I have been enjoying “Holy Women, Holy Men (Celebrating the Saints)” — which replaces and greatly expands (and also edits) the old “Lesser Feasts and Fasts.”  We added just over 100 new names to our (optional) calendar.  And it’s been fun seeing who’s now included.  Harriet Beecher Stowe, the great opponent of slavery and the author of “Uncle Tom’s Cabin” (the best-selling book of the nineteenth century — Lincoln is supposed to have said, upon meeting her, “So this is the little lady who started this great war!”) is there.  Walter Rauschenbusch made it in, along with Washington Gladden and Jacob Riis — all proponents of the social gospel.  John Hus, the Czech reformer (think Protestant Reformation) is now recognized.  Nathan Soderblom, an ecumenist and Lutheran Archbishop of Uppsala made it in.  Conrad Weiser, who worked for peace among the native peoples of Pennsylvania and between them and European settlers in the 1700’s is recognized.  Samson Occum, a Native American (and ordained Presbyterian minister) is now in the calendar.  He went to England to raise money for a school for Native Americans (Eleazar Wheelock’s Indian charity school).  He spent over a year in England, and raised over $11,000 — a lot of money in those days.  When he returned, he discovered that Eleazar, who had promised to care for his family, had left them destitute in his absence.  He’d also moved, taken the money for the “Indian” school, and started a new school in Hanover which became Dartmouth College with the funds.  (This school did not serve Native Americans.)  After a disagreement with the colonial government of Connecticut over a lack of compensation for lands they had sold, Occum and many other Mohegans moved to Oneida territory in upstate New York (where they founded the Brothertown Community).  We now recognize the Righteous Gentiles, over 23,000 Christians and persons of faith (five named) who worked to save Jews from the Holocaust.  And we recognize Bartolome de las Casas, a Spaniard who worked against the enslavement of the native peoples of the New World.

These are just the new names added since the book arrived and I started using it!  I’ve had fun.
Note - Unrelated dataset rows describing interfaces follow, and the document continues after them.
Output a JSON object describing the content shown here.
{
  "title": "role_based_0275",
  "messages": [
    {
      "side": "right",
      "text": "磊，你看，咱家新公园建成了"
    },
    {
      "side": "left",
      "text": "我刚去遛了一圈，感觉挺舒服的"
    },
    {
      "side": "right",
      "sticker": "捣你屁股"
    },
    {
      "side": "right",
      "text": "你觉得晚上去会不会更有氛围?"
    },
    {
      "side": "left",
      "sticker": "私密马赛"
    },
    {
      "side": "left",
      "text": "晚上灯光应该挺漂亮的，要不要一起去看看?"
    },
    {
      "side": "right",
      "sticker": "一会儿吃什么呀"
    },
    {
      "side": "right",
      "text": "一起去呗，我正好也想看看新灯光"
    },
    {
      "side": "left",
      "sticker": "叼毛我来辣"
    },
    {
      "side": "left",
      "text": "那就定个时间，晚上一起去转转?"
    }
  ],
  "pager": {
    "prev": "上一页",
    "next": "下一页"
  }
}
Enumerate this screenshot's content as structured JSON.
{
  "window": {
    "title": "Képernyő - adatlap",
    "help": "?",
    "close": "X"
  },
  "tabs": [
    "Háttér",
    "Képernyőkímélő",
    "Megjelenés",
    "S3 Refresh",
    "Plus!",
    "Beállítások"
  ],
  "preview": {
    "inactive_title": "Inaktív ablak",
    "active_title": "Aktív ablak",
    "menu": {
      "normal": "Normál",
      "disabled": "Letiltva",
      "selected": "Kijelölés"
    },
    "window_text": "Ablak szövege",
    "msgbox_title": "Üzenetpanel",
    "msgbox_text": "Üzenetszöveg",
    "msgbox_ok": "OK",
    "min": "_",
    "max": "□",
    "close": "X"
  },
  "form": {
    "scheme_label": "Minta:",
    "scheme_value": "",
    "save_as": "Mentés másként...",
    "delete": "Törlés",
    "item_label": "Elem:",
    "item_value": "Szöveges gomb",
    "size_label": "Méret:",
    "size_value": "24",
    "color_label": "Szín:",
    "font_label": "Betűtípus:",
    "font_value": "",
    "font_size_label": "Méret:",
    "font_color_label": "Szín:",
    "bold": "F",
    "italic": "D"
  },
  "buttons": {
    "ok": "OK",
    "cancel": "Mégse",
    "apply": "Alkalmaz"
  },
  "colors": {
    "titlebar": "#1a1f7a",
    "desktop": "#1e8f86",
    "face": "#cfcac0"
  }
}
To this, I have also been adding names from the calendar of the Church of England (I’m not sure it’s the current calendar).  In the past week, in addition to names on our calendar (many of our names are not on their list) I have remembered John Keble (whose “Assize Sermon” is usually seen as the start of the Oxford Movement and who is the author of the hymn “New Every Morning”), Swithin (there really is a St. Swithin, commemorated on the day they moved his remains to Winchester Cathedral, when it seems to have rained heavily all day, which seems to have led to the superstition that if it rains on St. Swithin’s Day it will rain for another 40 days — and the name St. Swithin’s in the Swamp!), Bonaventure (known as the second founder of the Franciscans), Osmond (who caused the cathedral to be built at Old Sarum and seems to have had a lot to do with the development of the Sarum Rite, which heavily influenced the original Book of Common Prayer), and Elizabeth Ferard (who founded a community of “deaconesses” in the 1800’s, looking to create a community of service not modeled along Roman Catholic monastic lines).  That’s quite an interesting crew of people!

And then, of course, there are the saints that were already in our calendar.  Today I remembered Macrina (the sister and inspiration for St. Gregory of Nyssa, St. Basil, St. Peter of Sebaste and Naucratios — all of whom I understand became bishops and were among the great defenders of the Nicene faith in the 4th century).  Sam Portaro (again, in “Brightest and Best”) writes of her life:

In this task-oriented, product-driven world, it is a point worth pondering — that it is the vocation of the Christian in this world ever to seek and yet never to attain.  It is our joy and our glory never to possess truth absolutely, yet ever to know the companionship of wisdom.  it is resurrection wisdom to know that there is no goal, no glory worth more than the road that takes us there.